In a historic move workers in McDonald’s outlets in Cambridge and Crayford have gone on strike over low wages and insecure employment. The industrial action was organised by workers and the Bakers, Food and Allied Workers’ Union (BFAWU) who have courageously taken on one of the largest companies in the world. But successes in this area from across the globe have shown that workers can successfully lobby for better working conditions. This action can bring about real change but only if the struggle of these workers is highlighted and staff at other fast food outlets unionise.
Because Parliament is in recess most political news has moved into two distinct categories: commentary on reports that were going to come out anyway or political gossip and speculation. One story that is gaining popularity in some parts of the press is the idea of outspoken Conservative MP Jacob Rees-Mogg launching a leadership to replace Theresa May as Tory Party leader. If such a bid was successful Rees-Mogg would also become Prime Minister, the third of which in two years. People began to talk about how ‘funny’ the idea of a Rees-Mogg premiership would be but the notion of the MP for North East Somerset becoming Prime Minister should jolt the Left out of any complacency that they may have slipped into after May’s failure to form a majority government at the last election. A side note is that all references to Rees-Mogg’s voting record come from TheyWorkForYou.com.

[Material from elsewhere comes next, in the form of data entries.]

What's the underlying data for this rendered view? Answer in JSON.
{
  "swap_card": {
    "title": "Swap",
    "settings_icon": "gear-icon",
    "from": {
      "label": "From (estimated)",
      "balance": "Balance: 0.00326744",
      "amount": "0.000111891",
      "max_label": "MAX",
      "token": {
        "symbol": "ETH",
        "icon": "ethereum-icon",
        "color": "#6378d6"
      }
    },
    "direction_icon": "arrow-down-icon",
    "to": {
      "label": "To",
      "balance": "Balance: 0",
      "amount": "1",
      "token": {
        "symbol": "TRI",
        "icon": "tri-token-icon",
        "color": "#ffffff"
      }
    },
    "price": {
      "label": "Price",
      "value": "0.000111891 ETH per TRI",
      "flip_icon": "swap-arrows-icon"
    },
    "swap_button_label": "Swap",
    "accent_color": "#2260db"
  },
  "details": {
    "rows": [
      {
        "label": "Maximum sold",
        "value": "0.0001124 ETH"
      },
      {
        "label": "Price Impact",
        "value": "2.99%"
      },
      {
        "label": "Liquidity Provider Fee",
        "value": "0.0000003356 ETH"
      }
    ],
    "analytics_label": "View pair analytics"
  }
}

The Secretary of State for Women’s and Equalities Justine Greening has announced that there will be a consultation on a piece of legislation that would significantly change the legal status of transgender people in British society. The government have also announced a change to the rules regarding blood donation that will benefit gay and bisexual men. These measures are important and should be welcomed, however that should not mean that pressure on the government should be alleviated. Additionally, some aspects of society are still hostile towards the very idea of transgender equality and conversations need to be had so that so that our fellow citizens feel welcome in society.
Another day and another Brexit problem for the government. In order for Theresa May to begin legislating on Britain’s exit from the European Union, the government must receive a legislative consent motion (LCM) from the devolved administrations. Due to the breakdown of the power-sharing agreement in Northern Ireland, this therefore means that the Scottish and Welsh governments need to consent to Brexit legislation. However Scottish First Minister Nicola Sturgeon and Welsh First Minister Carwyn Jones have said that unless they have a role in the Brexit talks, they wouldn’t pass an LCM. Whilst Westminster can, legally speaking, begin legislating on Brexit without LCMs from Holyrood and Cardiff, this would be politically problematic for the government to say the least.
The general election result caught many by surprise but when it became clear that the Tories would fall short of a majority all media attention turned to the prospect of the Tory-DUP agreement to keep the government going. This went into overdrive when Lib Dem leader Tim Farron ruled out any coalition or agreement with the Conservatives. With all other MPs in parties openly hostile to the Tories, with the exception of the DUP, the Conservatives found themselves backed into a corner but there remain problems with what they wish to achieve.
Theresa May is, to quote George Osborne, “a dead woman walking” and today’s Queen’s Speech perfectly exemplified this fact. May had initially intended that the announcement of a date for the speech would be a way of gaining leverage on the DUP but this did not happen and as a result there is not yet a formal arrangement in place to prop up a Tory minority government. Because of this political uncertainty the speech was devoid of serious proposals other than vague statements about Brexit that could be interpreted in different ways depending on one’s views of the EU, and a notable absence of proposals that were in the Conservative manifesto. Continue reading →
The Labour Party is in a strong position after this election but that must not be taken for granted. The party’s support is at its highest level for a number of years and this was in spite of an incredibly hostile print media response to senior Labour figures. Hopefully the influence of The Sun, The Mail and other papers of their ilk is one the decline but in the short-term they shall still be around. Let’s face facts, Labour lost the election because they didn’t win the most seats or get the most votes. But if Labour is to build on the successes that it did have at this election then it needs to understand what happened and think quickly about the future.